Bird

How many condors are left in the world?

Numbers rose through captive breeding and, beginning in 1991, condors were reintroduced into the wild. Since then, its population has grown, but the California condor remains one of the world’s rarest bird species: as of 2017 there are 463 California condors living wild or in captivity.

Why were condors almost extinct?

But the California condor is still considered critically endangered by the IUCN Redlist. Their population continues to be threatened by poison ingestion, most notably by lead poison from hunters’ bullets left in carcasses. Other threats include illegal egg collection, habitat loss, and power lines.

Where are condors found?

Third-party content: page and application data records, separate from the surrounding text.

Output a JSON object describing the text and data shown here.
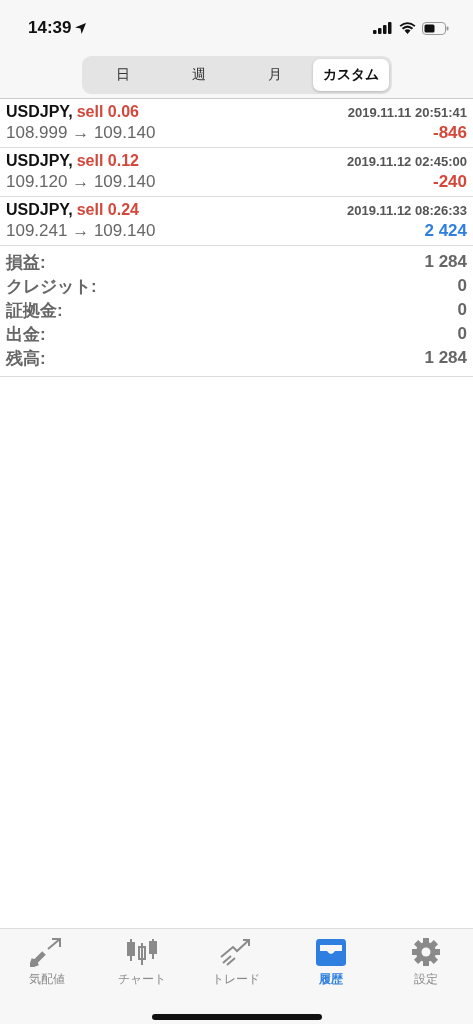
{
  "status_bar": {
    "time": "14:39"
  },
  "segments": [
    {
      "label": "日",
      "selected": false
    },
    {
      "label": "週",
      "selected": false
    },
    {
      "label": "月",
      "selected": false
    },
    {
      "label": "カスタム",
      "selected": true
    }
  ],
  "trades": [
    {
      "symbol": "USDJPY,",
      "order": "sell 0.06",
      "time": "2019.11.11 20:51:41",
      "prices": "108.999 → 109.140",
      "profit": "-846",
      "color": "#d4473a"
    },
    {
      "symbol": "USDJPY,",
      "order": "sell 0.12",
      "time": "2019.11.12 02:45:00",
      "prices": "109.120 → 109.140",
      "profit": "-240",
      "color": "#d4473a"
    },
    {
      "symbol": "USDJPY,",
      "order": "sell 0.24",
      "time": "2019.11.12 08:26:33",
      "prices": "109.241 → 109.140",
      "profit": "2 424",
      "color": "#2f7fe0"
    }
  ],
  "summary": [
    {
      "label": "損益:",
      "value": "1 284"
    },
    {
      "label": "クレジット:",
      "value": "0"
    },
    {
      "label": "証拠金:",
      "value": "0"
    },
    {
      "label": "出金:",
      "value": "0"
    },
    {
      "label": "残高:",
      "value": "1 284"
    }
  ],
  "tab_bar": [
    {
      "label": "気配値",
      "selected": false
    },
    {
      "label": "チャート",
      "selected": false
    },
    {
      "label": "トレード",
      "selected": false
    },
    {
      "label": "履歴",
      "selected": true
    },
    {
      "label": "設定",
      "selected": false
    }
  ]
}
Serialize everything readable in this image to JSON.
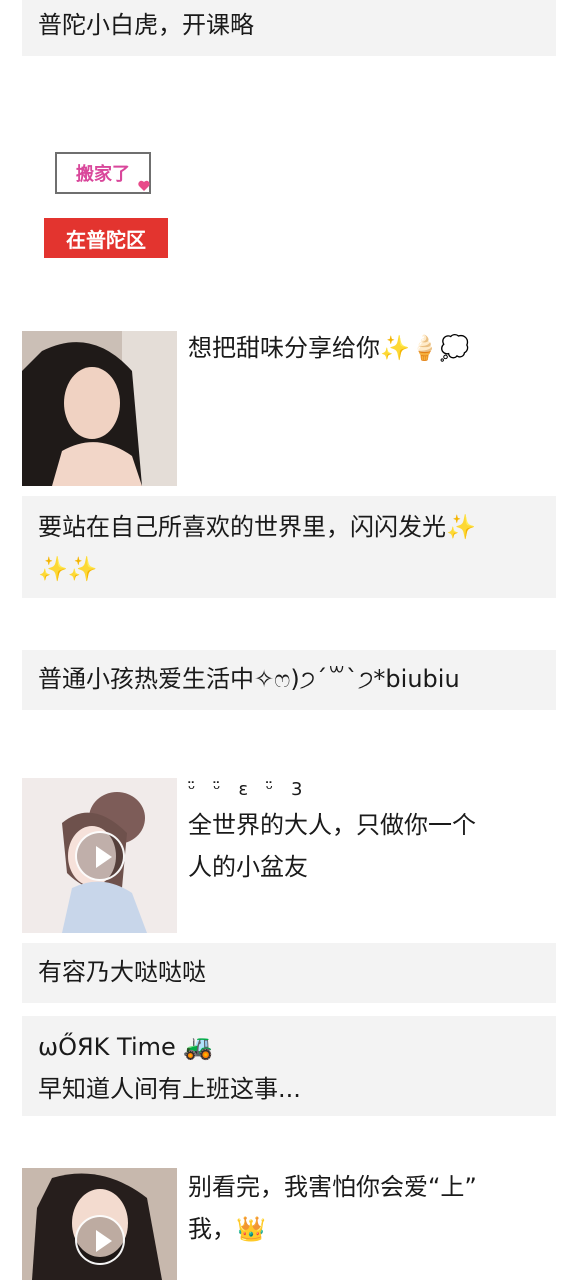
{
  "posts": [
    {
      "text": "普陀小白虎，开课略"
    },
    {
      "sticker_top": "搬家了",
      "sticker_bottom": "在普陀区"
    },
    {
      "caption": "想把甜味分享给你",
      "emojis": "✨🍦💭"
    },
    {
      "lines": [
        "要站在自己所喜欢的世界里，闪闪发光✨",
        "✨✨"
      ]
    },
    {
      "text": "普通小孩热爱生活中✧ෆ)੭ˊ꒳ˋ੭*biubiu"
    },
    {
      "lines": [
        "ᵕ̈ ᵕ̈ ε ᵕ̈ 3",
        "全世界的大人，只做你一个",
        "人的小盆友"
      ]
    },
    {
      "text": "有容乃大哒哒哒"
    },
    {
      "lines": [
        "ωŐЯK Time 🚜",
        "早知道人间有上班这事..."
      ]
    },
    {
      "lines": [
        "别看完，我害怕你会爱“上”",
        "我，👑"
      ]
    }
  ]
}
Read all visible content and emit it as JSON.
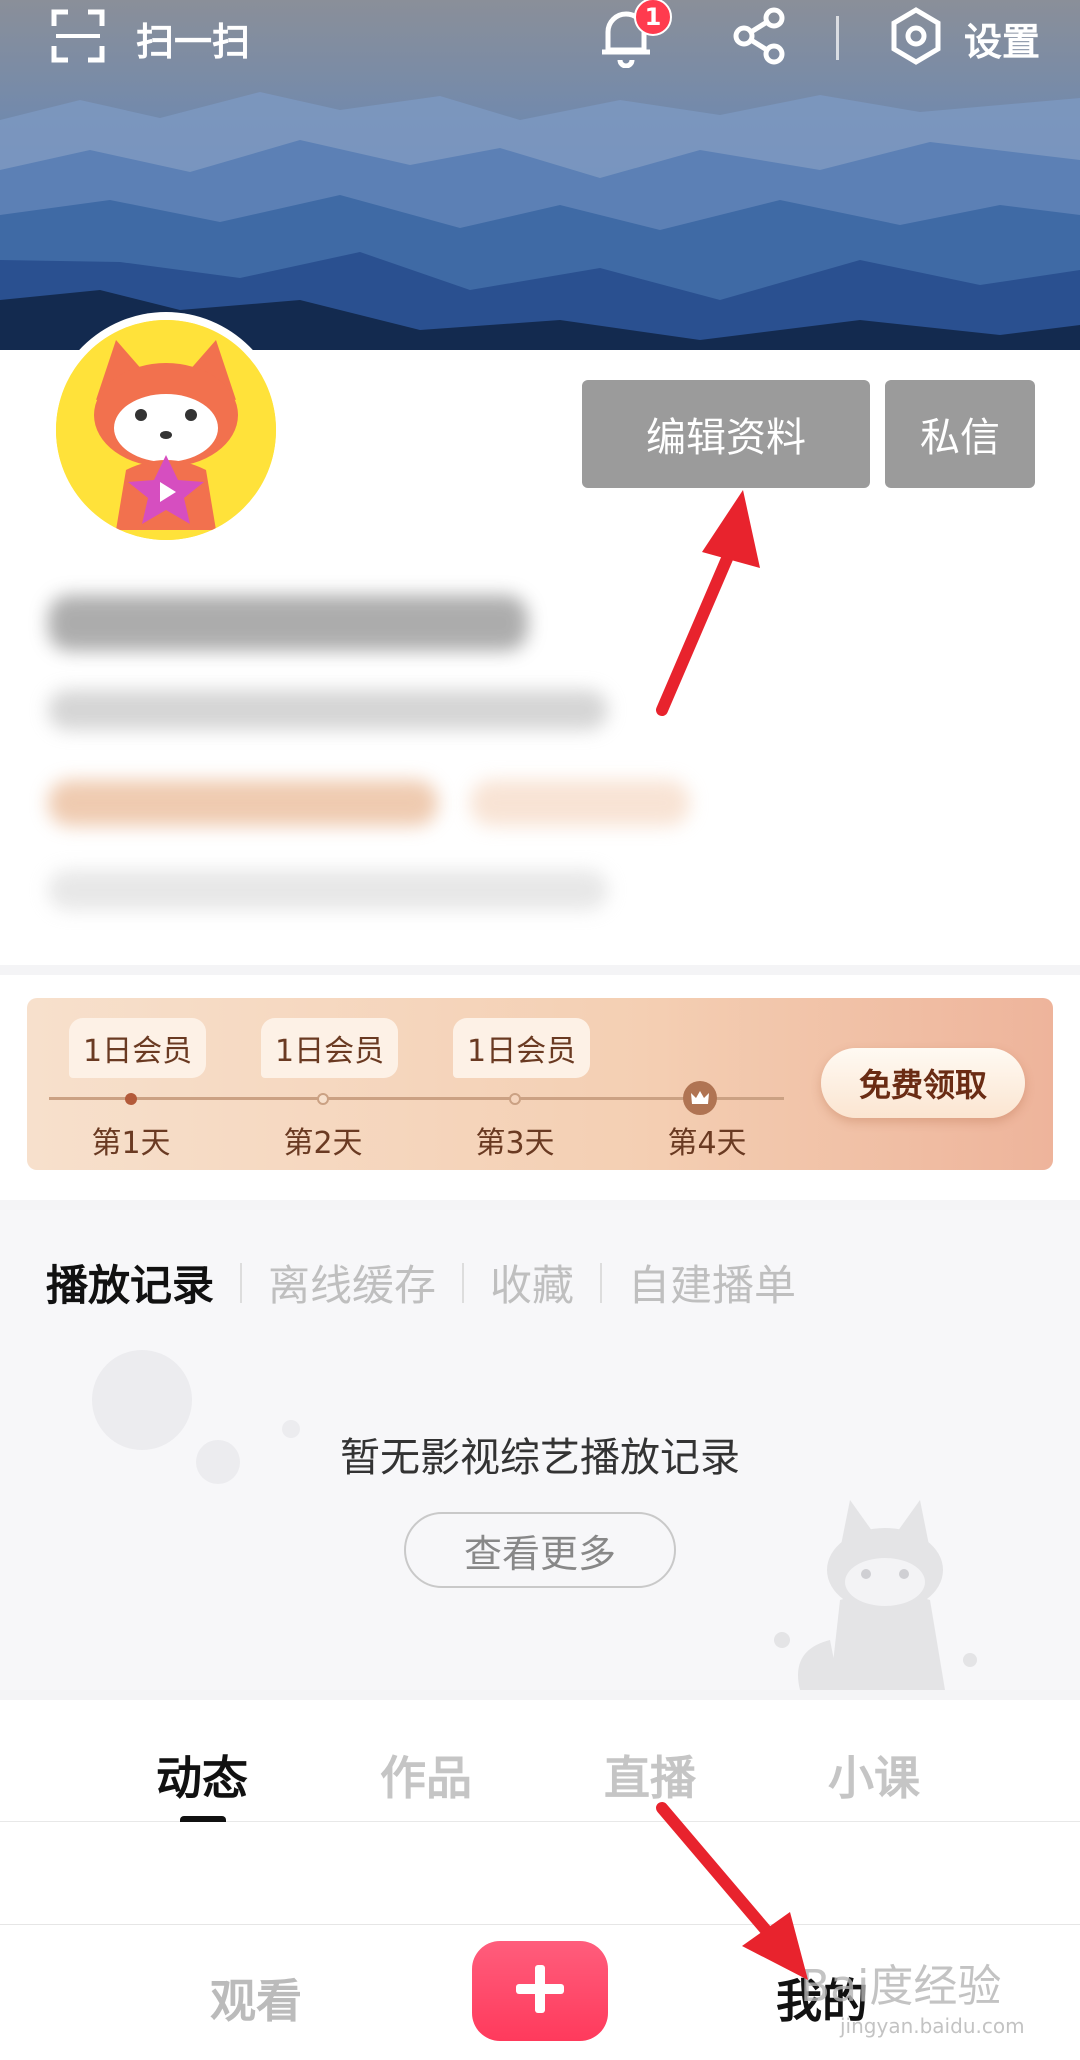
{
  "topbar": {
    "scan_label": "扫一扫",
    "notification_count": "1",
    "settings_label": "设置"
  },
  "profile": {
    "edit_label": "编辑资料",
    "message_label": "私信"
  },
  "member": {
    "days": [
      {
        "tag": "1日会员",
        "label": "第1天"
      },
      {
        "tag": "1日会员",
        "label": "第2天"
      },
      {
        "tag": "1日会员",
        "label": "第3天"
      },
      {
        "tag": "",
        "label": "第4天"
      }
    ],
    "claim_label": "免费领取"
  },
  "history": {
    "tabs": [
      "播放记录",
      "离线缓存",
      "收藏",
      "自建播单"
    ],
    "empty_message": "暂无影视综艺播放记录",
    "more_label": "查看更多"
  },
  "content_tabs": [
    "动态",
    "作品",
    "直播",
    "小课"
  ],
  "bottom_nav": {
    "watch_label": "观看",
    "mine_label": "我的"
  },
  "watermark": {
    "brand": "Bai度经验",
    "url": "jingyan.baidu.com"
  },
  "colors": {
    "accent": "#ff3a5c",
    "annotation_arrow": "#e8232d",
    "button_gray": "#9b9b9b"
  }
}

The Andean condor (Vultur gryphus) which inhabits the Andean mountains. The California condor (Gymnogyps californianus) currently restricted to the western coastal mountains of the United States and Mexico and the northern desert mountains of Arizona in the United States.

How many California condors are there now?

Currently, there are about 160 California condors flying free in Central and Southern California, nearly 80 in Arizona and Utah, and more than 30 in Baja, Mexico.7 May 2018

Are condors going extinct?

Near Threatened (Population decreasing)

Are Condors scavengers?

Behavior. Condors can soar to heights of 15,000 feet and may travel up to 150 miles a day in search of their next meal. Like vultures and other scavengers, condors are part of nature’s cleaning crew.

Are California condors dangerous?

For nearly 100 years it has been illegal for anyone to kill California condors. But illegal killing was not the only problem that these birds faced. A major problem has been contamination from lead fragments in carcasses, poison bait, and environmental pollutants.

How many Andean condors are left in the world?

Globally, the species is classified as Near Threatened, but its plummeting population in Argentina qualifies it as Threatened on a national scale. It is estimated that there are only 6,700 Andean condors left in the world, of which about 2,500 are in Argentina.

What is the world’s largest flying bird?

Today’s largest living flying bird is the royal albatross, which has a wingspan of about 11.4 feet. That’s a baby compared to P. sandersi. As for the previous world’s largest flying bird, the Argentavis—a distant relative of today’s Andean condor—was estimated to have a 23 foot wingspan.